EXERCISE REQUIREMENTS —
Write out the line with "Read all visible content and emit it as JSON." and each line after it to the end of the material, exactly as they appear and with nothing else.

GIVEN INFORMATION —
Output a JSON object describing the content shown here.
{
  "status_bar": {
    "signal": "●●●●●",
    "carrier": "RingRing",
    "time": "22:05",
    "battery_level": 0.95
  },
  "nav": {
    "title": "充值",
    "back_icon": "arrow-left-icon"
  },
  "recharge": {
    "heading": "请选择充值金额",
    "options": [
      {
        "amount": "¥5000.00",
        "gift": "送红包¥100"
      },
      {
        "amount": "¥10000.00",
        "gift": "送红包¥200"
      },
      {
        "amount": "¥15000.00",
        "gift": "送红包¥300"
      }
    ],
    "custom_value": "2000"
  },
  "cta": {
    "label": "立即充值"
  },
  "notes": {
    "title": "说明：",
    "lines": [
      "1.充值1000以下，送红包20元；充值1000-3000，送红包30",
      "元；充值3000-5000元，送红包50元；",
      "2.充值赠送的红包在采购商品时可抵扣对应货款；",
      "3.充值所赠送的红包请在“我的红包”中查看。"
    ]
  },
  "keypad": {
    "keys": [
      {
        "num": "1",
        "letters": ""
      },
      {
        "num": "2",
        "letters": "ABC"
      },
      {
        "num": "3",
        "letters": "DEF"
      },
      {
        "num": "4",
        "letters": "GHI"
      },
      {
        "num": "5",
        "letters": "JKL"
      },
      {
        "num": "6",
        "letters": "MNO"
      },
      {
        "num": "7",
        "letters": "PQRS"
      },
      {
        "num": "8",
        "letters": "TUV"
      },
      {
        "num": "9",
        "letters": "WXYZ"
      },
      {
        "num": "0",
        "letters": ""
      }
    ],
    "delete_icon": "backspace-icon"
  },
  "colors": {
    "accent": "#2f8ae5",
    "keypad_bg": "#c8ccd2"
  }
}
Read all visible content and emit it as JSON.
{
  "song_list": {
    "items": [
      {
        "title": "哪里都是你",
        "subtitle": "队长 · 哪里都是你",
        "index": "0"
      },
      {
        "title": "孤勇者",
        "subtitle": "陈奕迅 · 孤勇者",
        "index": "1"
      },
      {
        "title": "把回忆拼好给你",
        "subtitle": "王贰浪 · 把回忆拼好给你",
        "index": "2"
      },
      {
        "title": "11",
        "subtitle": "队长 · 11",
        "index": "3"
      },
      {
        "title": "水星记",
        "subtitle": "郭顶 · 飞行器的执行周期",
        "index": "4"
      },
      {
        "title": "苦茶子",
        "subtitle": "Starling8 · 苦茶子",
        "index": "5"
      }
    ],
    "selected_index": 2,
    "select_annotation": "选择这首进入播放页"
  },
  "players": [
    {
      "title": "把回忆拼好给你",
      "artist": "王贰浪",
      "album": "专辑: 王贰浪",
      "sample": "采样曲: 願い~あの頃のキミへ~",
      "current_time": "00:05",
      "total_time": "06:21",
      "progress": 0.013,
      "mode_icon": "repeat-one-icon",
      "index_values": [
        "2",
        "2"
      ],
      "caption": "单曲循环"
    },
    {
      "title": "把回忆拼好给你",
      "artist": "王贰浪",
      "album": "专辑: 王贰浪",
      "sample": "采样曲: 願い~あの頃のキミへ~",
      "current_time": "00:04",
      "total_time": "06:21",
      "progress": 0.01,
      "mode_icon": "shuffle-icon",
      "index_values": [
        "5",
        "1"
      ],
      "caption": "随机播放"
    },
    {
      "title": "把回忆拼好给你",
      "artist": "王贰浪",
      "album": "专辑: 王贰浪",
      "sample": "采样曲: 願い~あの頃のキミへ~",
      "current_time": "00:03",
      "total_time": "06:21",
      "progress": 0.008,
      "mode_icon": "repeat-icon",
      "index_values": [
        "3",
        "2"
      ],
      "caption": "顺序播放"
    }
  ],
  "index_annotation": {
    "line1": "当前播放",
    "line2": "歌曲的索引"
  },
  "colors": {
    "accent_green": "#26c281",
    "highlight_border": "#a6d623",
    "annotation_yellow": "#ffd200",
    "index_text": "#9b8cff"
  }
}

OUTPUT —
Read all visible content and emit it as JSON.
{
  "song_list": {
    "items": [
      {
        "title": "哪里都是你",
        "subtitle": "队长 · 哪里都是你",
        "index": "0"
      },
      {
        "title": "孤勇者",
        "subtitle": "陈奕迅 · 孤勇者",
        "index": "1"
      },
      {
        "title": "把回忆拼好给你",
        "subtitle": "王贰浪 · 把回忆拼好给你",
        "index": "2"
      },
      {
        "title": "11",
        "subtitle": "队长 · 11",
        "index": "3"
      },
      {
        "title": "水星记",
        "subtitle": "郭顶 · 飞行器的执行周期",
        "index": "4"
      },
      {
        "title": "苦茶子",
        "subtitle": "Starling8 · 苦茶子",
        "index": "5"
      }
    ],
    "selected_index": 2,
    "select_annotation": "选择这首进入播放页"
  },
  "players": [
    {
      "title": "把回忆拼好给你",
      "artist": "王贰浪",
      "album": "专辑: 王贰浪",
      "sample": "采样曲: 願い~あの頃のキミへ~",
      "current_time": "00:05",
      "total_time": "06:21",
      "progress": 0.013,
      "mode_icon": "repeat-one-icon",
      "index_values": [
        "2",
        "2"
      ],
      "caption": "单曲循环"
    },
    {
      "title": "把回忆拼好给你",
      "artist": "王贰浪",
      "album": "专辑: 王贰浪",
      "sample": "采样曲: 願い~あの頃のキミへ~",
      "current_time": "00:04",
      "total_time": "06:21",
      "progress": 0.01,
      "mode_icon": "shuffle-icon",
      "index_values": [
        "5",
        "1"
      ],
      "caption": "随机播放"
    },
    {
      "title": "把回忆拼好给你",
      "artist": "王贰浪",
      "album": "专辑: 王贰浪",
      "sample": "采样曲: 願い~あの頃のキミへ~",
      "current_time": "00:03",
      "total_time": "06:21",
      "progress": 0.008,
      "mode_icon": "repeat-icon",
      "index_values": [
        "3",
        "2"
      ],
      "caption": "顺序播放"
    }
  ],
  "index_annotation": {
    "line1": "当前播放",
    "line2": "歌曲的索引"
  },
  "colors": {
    "accent_green": "#26c281",
    "highlight_border": "#a6d623",
    "annotation_yellow": "#ffd200",
    "index_text": "#9b8cff"
  }
}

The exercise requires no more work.